Supreme Court hears landmark case on Indigenous religious freedoms
A fight to build a ski resort on land considered sacred by an Indigenous group in B.C. is in the hands of the Supreme Court of Canada. This precedent-setting case is the first to examine whether the spiritual connection Indigenous peoples' have with their land is protected by freedom of religion.
In 2012, developers received the green-light to build a four-season glacier skiing destination on Jumbo Mountain, in the southeast corner of British Columbia.
The Ktunaxa First Nation says that mountain is a sacred space, home to the spirit of the Grizzly Bear.
Josh Paterson, the executive director of the B.C. Civil Liberties Association, explains that if this particular site were developed, the Grizzly Bear deity that informs Ktunaxa spirituality would no longer be available, causing "profound harm" to their religious practice.
Paterson see's this case as a matter of protecting the integrity of freedom of religion for all Canadians.
"If this is ignored," says Paterson "then Indigenous peoples will be getting less protection of freedom of religion than other Canadians. It will be harder for them to make their claims. Their spirituality is tied to their lands. The government and courts will be saying 'we don't think that's really important enough.'"
Given the amount of resources used to protect holy spaces worldwide, Paterson says the discussion revolves around value — whether or not the courts recognize Indigenous claims to sacred sites.
You wouldn't want to develop the Temple Mount in Jerusalem, you wouldn't want to destroy the The Church of the Nativity in Bethlehem.- Josh Patterson
"It's time for governments to start considering Indigenous spirituality, and taking that into account in making its decisions, just as they have to take into account the freedom of religion of other Canadians who are impacted by decisions that could affect their spirituality."
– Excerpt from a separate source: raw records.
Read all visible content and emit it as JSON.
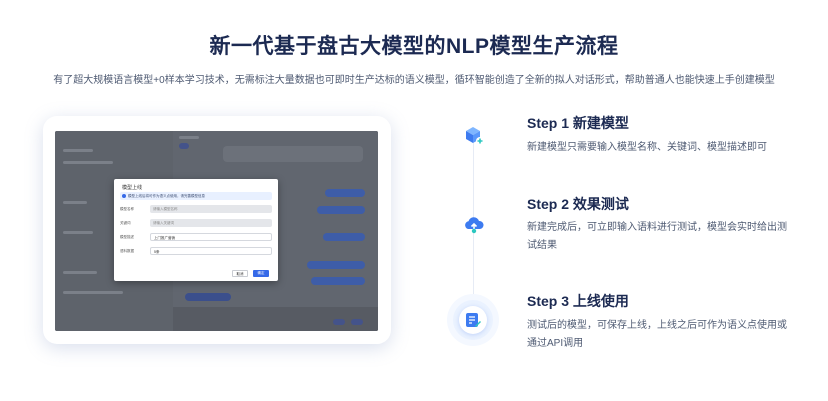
{
  "page": {
    "title": "新一代基于盘古大模型的NLP模型生产流程",
    "subtitle": "有了超大规模语言模型+0样本学习技术，无需标注大量数据也可即时生产达标的语义模型，循环智能创造了全新的拟人对话形式，帮助普通人也能快速上手创建模型"
  },
  "mockup": {
    "modal": {
      "title": "模型上线",
      "info": "模型上线后将可作为语义点使用，请完善模型信息",
      "fields": [
        {
          "label": "模型名称",
          "value": "",
          "placeholder": "请输入模型名称"
        },
        {
          "label": "关键词",
          "value": "",
          "placeholder": "请输入关键词"
        },
        {
          "label": "模型描述",
          "value": "上门推广营销",
          "placeholder": ""
        },
        {
          "label": "语料数据",
          "value": "5条",
          "placeholder": ""
        }
      ],
      "cancel_label": "取消",
      "ok_label": "确定"
    }
  },
  "steps": [
    {
      "title": "Step 1 新建模型",
      "desc": "新建模型只需要输入模型名称、关键词、模型描述即可",
      "icon": "cube-plus-icon"
    },
    {
      "title": "Step 2 效果测试",
      "desc": "新建完成后，可立即输入语料进行测试，模型会实时给出测试结果",
      "icon": "cloud-upload-icon"
    },
    {
      "title": "Step 3 上线使用",
      "desc": "测试后的模型，可保存上线，上线之后可作为语义点使用或通过API调用",
      "icon": "document-edit-icon"
    }
  ],
  "colors": {
    "accent": "#3569e8",
    "title": "#1c2a52",
    "text": "#4e5a72"
  }
}
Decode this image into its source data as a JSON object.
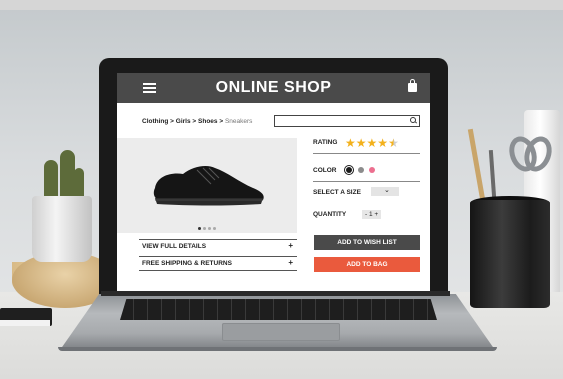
{
  "header": {
    "menu_icon": "hamburger-menu-icon",
    "title": "ONLINE SHOP",
    "cart_icon": "shopping-bag-icon"
  },
  "breadcrumb": {
    "items": [
      "Clothing",
      "Girls",
      "Shoes"
    ],
    "separator": ">",
    "current": "Sneakers"
  },
  "search": {
    "value": "",
    "icon": "search-icon"
  },
  "product": {
    "image_icon": "sneaker-image",
    "carousel": {
      "total": 4,
      "active_index": 0
    }
  },
  "details": {
    "rows": [
      {
        "label": "VIEW FULL DETAILS",
        "icon": "+"
      },
      {
        "label": "FREE SHIPPING & RETURNS",
        "icon": "+"
      }
    ]
  },
  "options": {
    "rating_label": "RATING",
    "rating_value": 4.5,
    "rating_max": 5,
    "color_label": "COLOR",
    "colors": [
      {
        "name": "black",
        "hex": "#1b1b1b",
        "selected": true
      },
      {
        "name": "gray",
        "hex": "#8c8c8c",
        "selected": false
      },
      {
        "name": "pink",
        "hex": "#ec6f8f",
        "selected": false
      }
    ],
    "size_label": "SELECT A SIZE",
    "size_value": "",
    "quantity_label": "QUANTITY",
    "quantity_minus": "-",
    "quantity_value": "1",
    "quantity_plus": "+"
  },
  "actions": {
    "wishlist_label": "ADD TO WISH LIST",
    "bag_label": "ADD TO BAG"
  },
  "colors": {
    "header_bg": "#4a4a4a",
    "accent_orange": "#ea5a3d",
    "star_gold": "#f3b11c"
  }
}
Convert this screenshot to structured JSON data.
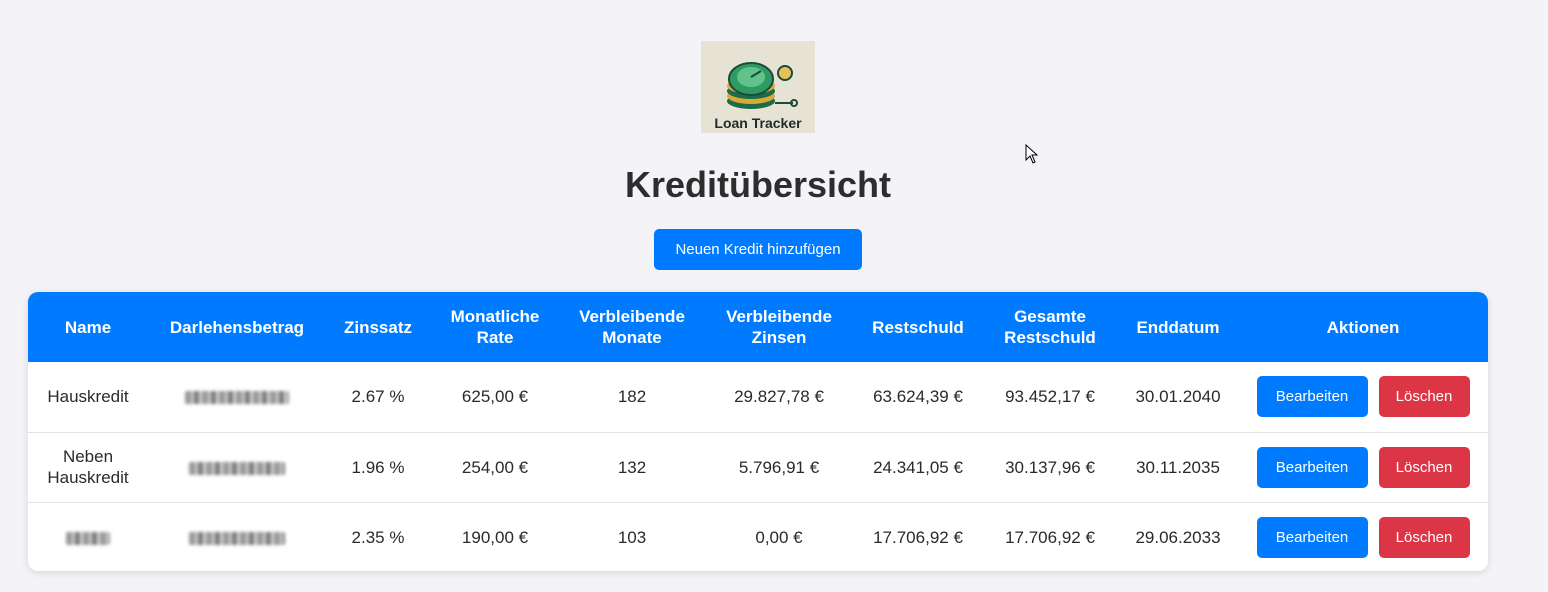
{
  "logo": {
    "text": "Loan Tracker",
    "icon": "coin-stack-gauge-icon"
  },
  "page_title": "Kreditübersicht",
  "add_button": "Neuen Kredit hinzufügen",
  "table": {
    "headers": [
      "Name",
      "Darlehensbetrag",
      "Zinssatz",
      "Monatliche Rate",
      "Verbleibende Monate",
      "Verbleibende Zinsen",
      "Restschuld",
      "Gesamte Restschuld",
      "Enddatum",
      "Aktionen"
    ],
    "rows": [
      {
        "name": "Hauskredit",
        "amount": "",
        "rate": "2.67 %",
        "monthly": "625,00 €",
        "months_left": "182",
        "interest_left": "29.827,78 €",
        "debt": "63.624,39 €",
        "total_debt": "93.452,17 €",
        "end_date": "30.01.2040"
      },
      {
        "name": "Neben Hauskredit",
        "amount": "",
        "rate": "1.96 %",
        "monthly": "254,00 €",
        "months_left": "132",
        "interest_left": "5.796,91 €",
        "debt": "24.341,05 €",
        "total_debt": "30.137,96 €",
        "end_date": "30.11.2035"
      },
      {
        "name": "",
        "amount": "",
        "rate": "2.35 %",
        "monthly": "190,00 €",
        "months_left": "103",
        "interest_left": "0,00 €",
        "debt": "17.706,92 €",
        "total_debt": "17.706,92 €",
        "end_date": "29.06.2033"
      }
    ],
    "edit_label": "Bearbeiten",
    "delete_label": "Löschen"
  },
  "colors": {
    "primary": "#007bff",
    "danger": "#dc3545",
    "background": "#f4f4f8"
  }
}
Listen to the full segment at the top of this post.
This segment was produced by The Current's Willow Smith and John Chipman.